- Telephone fraud on the rise, BBB reports
- Pet Talk: The seeing eye guide dog birthday
- State Police seize 155 pounds of cannabis during traffic stop
- Mitt Romney won’t run in 2016
- Man shot three times near Oakley Avenue, West Jefferson Street
- Goodwill’s free income tax sites open Jan. 30
- Rock Valley College hosts FAFSA Completion Night Feb. 4
- Stateline Fruit and Vegetable Growers Conference Feb. 5
- Cardiology Millennium Conference Feb. 2
- Scammers lurking to trap last-minute Super Bowl ticket buyers
Left Justified: Save our state parks
By Stanley Campbell
Here’s a blatant attempt at getting you to support a fee for you to pay as you enter a state park (which is presently free of said cost).
PLEASE CALL state Sen. Dave Syverson, R-Rockford, and state Rep. Chuck Jefferson, R-Rockford, AND URGE THEM TO RESTORE OUR PARKS AND PROVIDE FUNDS FOR MAINTENANCE AND STAFF.
Over the last five years, Office of Land Management (the Illinois Department of Natural Resources [IDNR] division that oversees Illinois state parks) has lost 24 percent of its staff, resulting in reduced services to IDNR constituents. The division now has 374 staff managing approximately 500,000 acres of public land at 324 sites. That’s just more than one person per site. During the same period, Land Management has experienced a total reduction in general revenue dollars of 40 percent.
The state park system faces more than $750 million in deferred maintenance and capital needs, including deteriorating bath and shower facilities, outdated and dangerous electrical systems, and inability to repair roads, bridges, and trails damaged because of storms and age-related deterioration.
Many site structures have leaking roofs. Equipment needs are quickly moving to a point where repair is no longer economically feasible. Vehicle and other equipment repairs frequently exceed the value of the vehicle or piece of equipment. Most of the vehicles used by Land Management employees exceed 100,000 miles. Land Management is often unable to afford fuel to operate its fleet. Without a dedicated revenue stream, IDNR will soon be forced to make extremely difficult decisions about the future accessibility, vitality and safety of our state parks.
Two bills have been in the legislature that attempt to address the devastating cuts to IDNR by the imposition of small annual or other special-use fees for visitors to the state parks. This revenue is desperately needed. Several states, including Wisconsin, charge user fees for their parks, which are well maintained. Illinois needs to follow suit — now.

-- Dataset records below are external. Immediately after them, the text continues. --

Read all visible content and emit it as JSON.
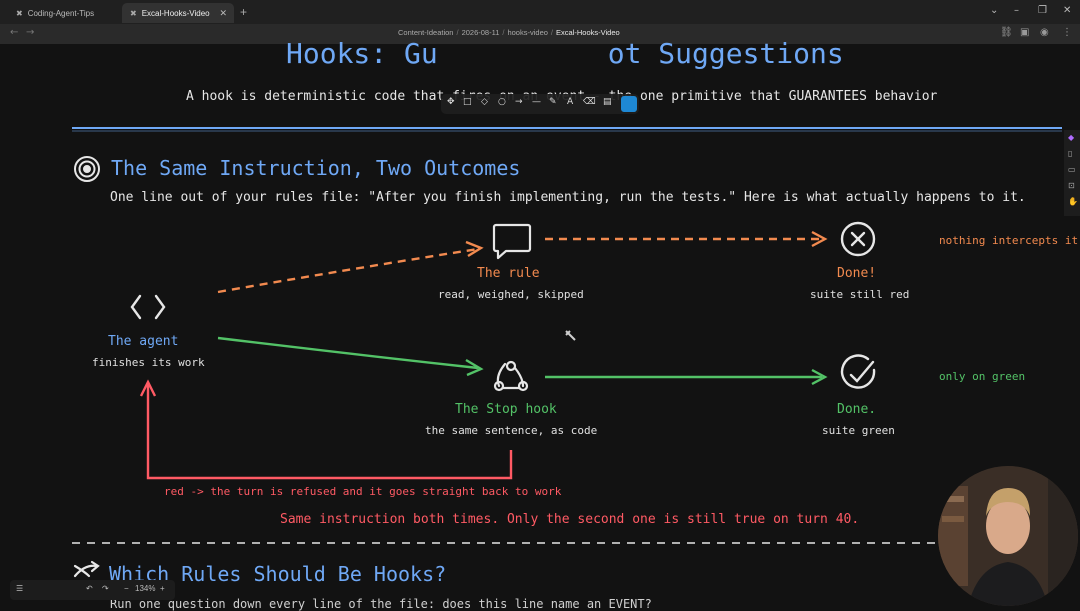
{
  "tabs": [
    {
      "label": "Coding-Agent-Tips",
      "icon": "excalidraw-icon",
      "active": false
    },
    {
      "label": "Excal-Hooks-Video",
      "icon": "excalidraw-icon",
      "active": true
    }
  ],
  "breadcrumb": [
    "Content-Ideation",
    "2026-08-11",
    "hooks-video",
    "Excal-Hooks-Video"
  ],
  "title": {
    "left": "Hooks: Gu",
    "right": "ot Suggestions",
    "subtitle": "A hook is deterministic code that fires on an event - the one primitive that GUARANTEES behavior"
  },
  "section1": {
    "heading": "The Same Instruction, Two Outcomes",
    "description": "One line out of your rules file: \"After you finish implementing, run the tests.\" Here is what actually happens to it."
  },
  "diagram": {
    "agent_label": "The agent",
    "agent_sub": "finishes its work",
    "rule_label": "The rule",
    "rule_sub": "read, weighed, skipped",
    "done_bad_label": "Done!",
    "done_bad_sub": "suite still red",
    "bad_note": "nothing intercepts it",
    "hook_label": "The Stop hook",
    "hook_sub": "the same sentence, as code",
    "done_good_label": "Done.",
    "done_good_sub": "suite green",
    "good_note": "only on green",
    "loop_note": "red  ->  the turn is refused and it goes straight back to work",
    "conclusion": "Same instruction both times. Only the second one is still true on turn 40.",
    "colors": {
      "orange": "#f28a4f",
      "green": "#53c267",
      "red": "#ff5a64",
      "blue": "#6fa8f5"
    }
  },
  "section2": {
    "heading": "Which Rules Should Be Hooks?",
    "partial": "Run one question down every line of the file: does this line name an EVENT?"
  },
  "zoom": {
    "level": "134%"
  }
}
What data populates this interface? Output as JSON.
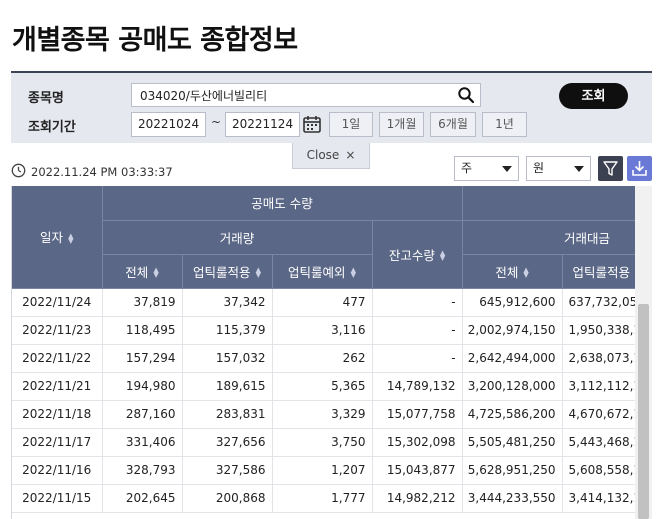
{
  "page": {
    "title": "개별종목 공매도 종합정보"
  },
  "search": {
    "stock_label": "종목명",
    "stock_value": "034020/두산에너빌리티",
    "period_label": "조회기간",
    "date_from": "20221024",
    "date_to": "20221124",
    "tilde": "~",
    "lookup_button": "조회",
    "period_buttons": [
      "1일",
      "1개월",
      "6개월",
      "1년"
    ],
    "close_label": "Close",
    "close_x": "×"
  },
  "toolbar": {
    "timestamp": "2022.11.24 PM 03:33:37",
    "period_select": "주",
    "unit_select": "원"
  },
  "table": {
    "headers": {
      "date": "일자",
      "short_volume_group": "공매도 수량",
      "trade_volume": "거래량",
      "balance_volume": "잔고수량",
      "trade_amount": "거래대금",
      "total": "전체",
      "uptick_applied": "업틱룰적용",
      "uptick_exempt": "업틱룰예외",
      "total_amount": "전체",
      "uptick_applied_amount": "업틱룰적용"
    },
    "rows": [
      {
        "date": "2022/11/24",
        "total": "37,819",
        "uptick": "37,342",
        "exempt": "477",
        "balance": "-",
        "amount_total": "645,912,600",
        "amount_uptick": "637,732,05"
      },
      {
        "date": "2022/11/23",
        "total": "118,495",
        "uptick": "115,379",
        "exempt": "3,116",
        "balance": "-",
        "amount_total": "2,002,974,150",
        "amount_uptick": "1,950,338,1"
      },
      {
        "date": "2022/11/22",
        "total": "157,294",
        "uptick": "157,032",
        "exempt": "262",
        "balance": "-",
        "amount_total": "2,642,494,000",
        "amount_uptick": "2,638,073,1"
      },
      {
        "date": "2022/11/21",
        "total": "194,980",
        "uptick": "189,615",
        "exempt": "5,365",
        "balance": "14,789,132",
        "amount_total": "3,200,128,000",
        "amount_uptick": "3,112,112,1"
      },
      {
        "date": "2022/11/18",
        "total": "287,160",
        "uptick": "283,831",
        "exempt": "3,329",
        "balance": "15,077,758",
        "amount_total": "4,725,586,200",
        "amount_uptick": "4,670,672,1"
      },
      {
        "date": "2022/11/17",
        "total": "331,406",
        "uptick": "327,656",
        "exempt": "3,750",
        "balance": "15,302,098",
        "amount_total": "5,505,481,250",
        "amount_uptick": "5,443,468,1"
      },
      {
        "date": "2022/11/16",
        "total": "328,793",
        "uptick": "327,586",
        "exempt": "1,207",
        "balance": "15,043,877",
        "amount_total": "5,628,951,250",
        "amount_uptick": "5,608,558,1"
      },
      {
        "date": "2022/11/15",
        "total": "202,645",
        "uptick": "200,868",
        "exempt": "1,777",
        "balance": "14,982,212",
        "amount_total": "3,444,233,550",
        "amount_uptick": "3,414,132,1"
      }
    ]
  },
  "colors": {
    "header_bg": "#5b6786",
    "panel_bg": "#e6e8f0",
    "lookup_button_bg": "#0f0f0f",
    "download_button_bg": "#6a78d6",
    "filter_button_bg": "#3b4150"
  },
  "icons": [
    "search-icon",
    "calendar-icon",
    "clock-icon",
    "filter-icon",
    "download-icon",
    "sort-icon"
  ]
}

Sen. Syverson and Rep. Jefferson are on record OPPOSING these fees for the parks. They claim they don’t support fees because they can’t be assured IDNR will get all of the fees. The bills are being modified to make sure IDNR gets the fees. Tell them, if they are concerned about the state raiding these fees, to support dedicated fees that go exclusively to IDNR. Morale at the parks is very low because staff have been trying to maintain them without adequate equipment and funding.
I know it is counter-intuitive to encourage the state to raise fees on your free state parks. But we are in an economic crisis, and charging a couple bucks may make our environment just a little better.

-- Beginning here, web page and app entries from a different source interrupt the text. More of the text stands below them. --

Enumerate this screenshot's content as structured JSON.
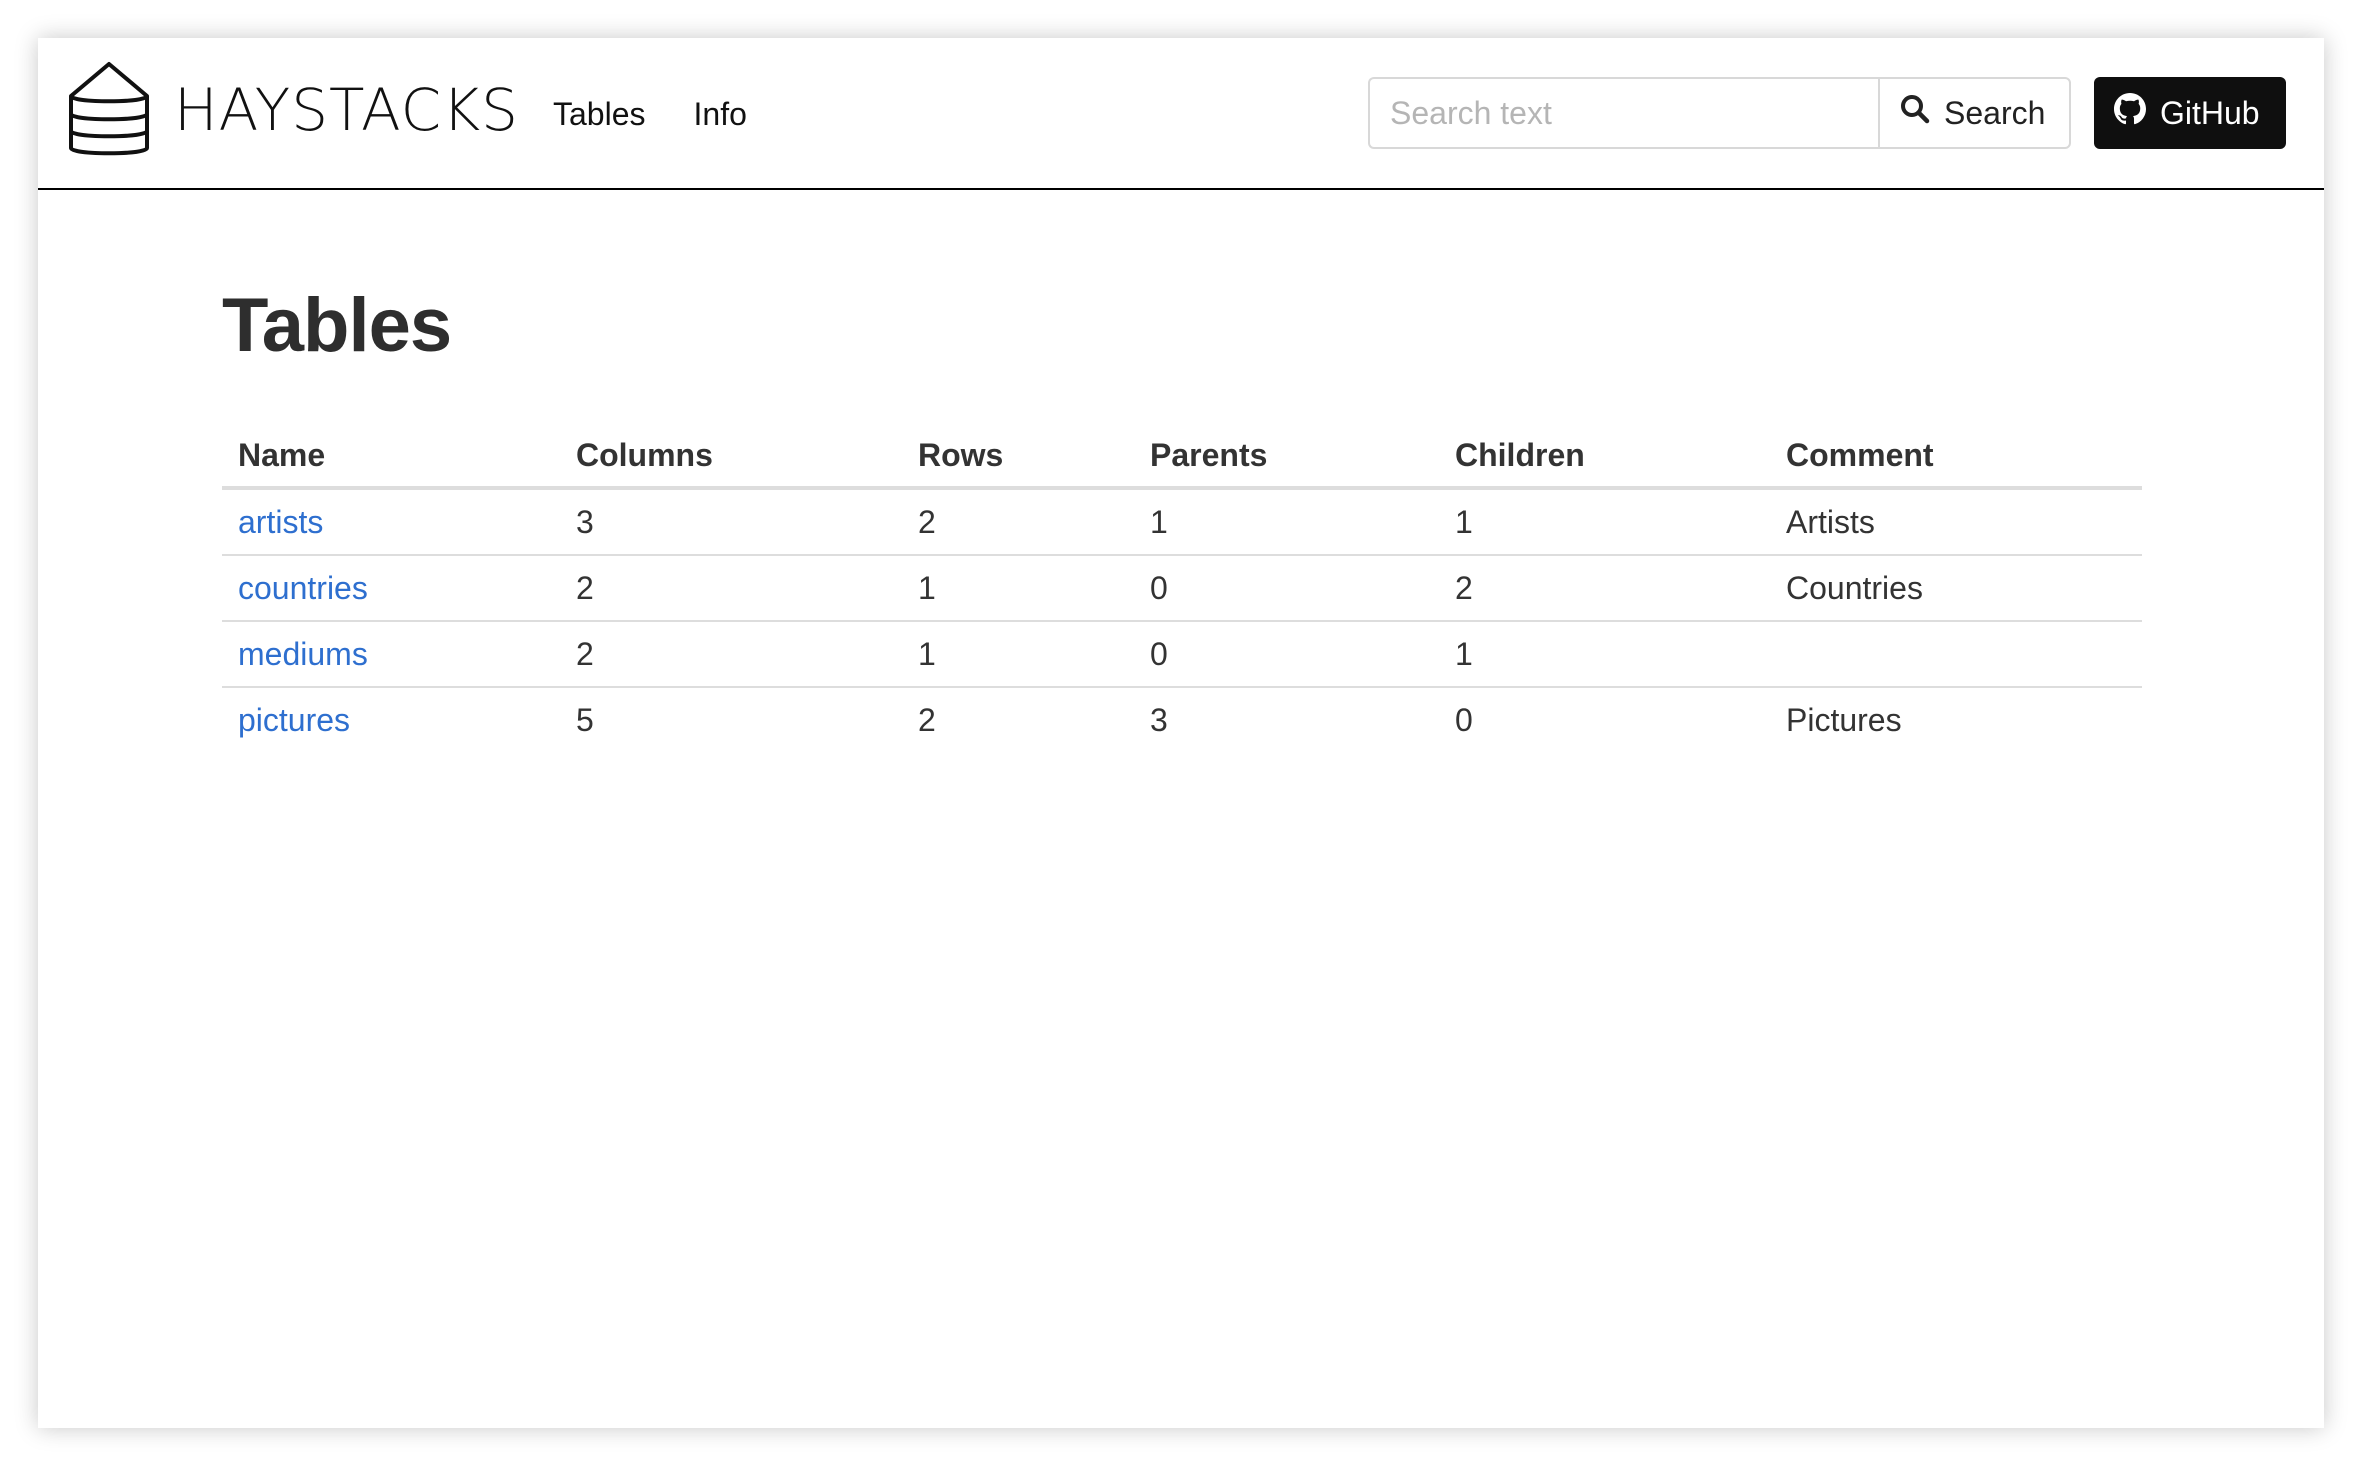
{
  "brand": {
    "name": "HAYSTACKS",
    "icon": "haystack-logo-icon"
  },
  "nav": {
    "items": [
      {
        "label": "Tables"
      },
      {
        "label": "Info"
      }
    ]
  },
  "search": {
    "placeholder": "Search text",
    "value": "",
    "button_label": "Search",
    "icon": "search-icon"
  },
  "github": {
    "label": "GitHub",
    "icon": "github-icon",
    "background": "#0f0f0f"
  },
  "page": {
    "title": "Tables"
  },
  "table": {
    "headers": [
      "Name",
      "Columns",
      "Rows",
      "Parents",
      "Children",
      "Comment"
    ],
    "rows": [
      {
        "name": "artists",
        "columns": "3",
        "rows": "2",
        "parents": "1",
        "children": "1",
        "comment": "Artists"
      },
      {
        "name": "countries",
        "columns": "2",
        "rows": "1",
        "parents": "0",
        "children": "2",
        "comment": "Countries"
      },
      {
        "name": "mediums",
        "columns": "2",
        "rows": "1",
        "parents": "0",
        "children": "1",
        "comment": ""
      },
      {
        "name": "pictures",
        "columns": "5",
        "rows": "2",
        "parents": "3",
        "children": "0",
        "comment": "Pictures"
      }
    ]
  },
  "colors": {
    "link": "#2e6fcf",
    "text": "#333333",
    "navbar_border": "#000000"
  }
}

Memorial Day addendum
My friend reminds me that at least five soldiers and veterans commit suicide every day, and so we will commemorate those who died because of their service to this country. Rockford Urban Ministries hosts its annual Memorial Day Service at 7 p.m., Monday, May 28, in the JustGoods Meeting Room, 201 Seventh St., free and open to the public.
Besides remembering all those killed by war, our service will also remember those who locally fought against war. Nothing special, but memorializing the dead, especially those who died to make us free and keep us from war, is a very special time. You are welcome to join us, if not in person, then in spirit.
Stanley Campbell is executive director of Rockford Urban Ministries and spokesman for Rockford Peace & Justice.
From the May 23-29, 2012, issue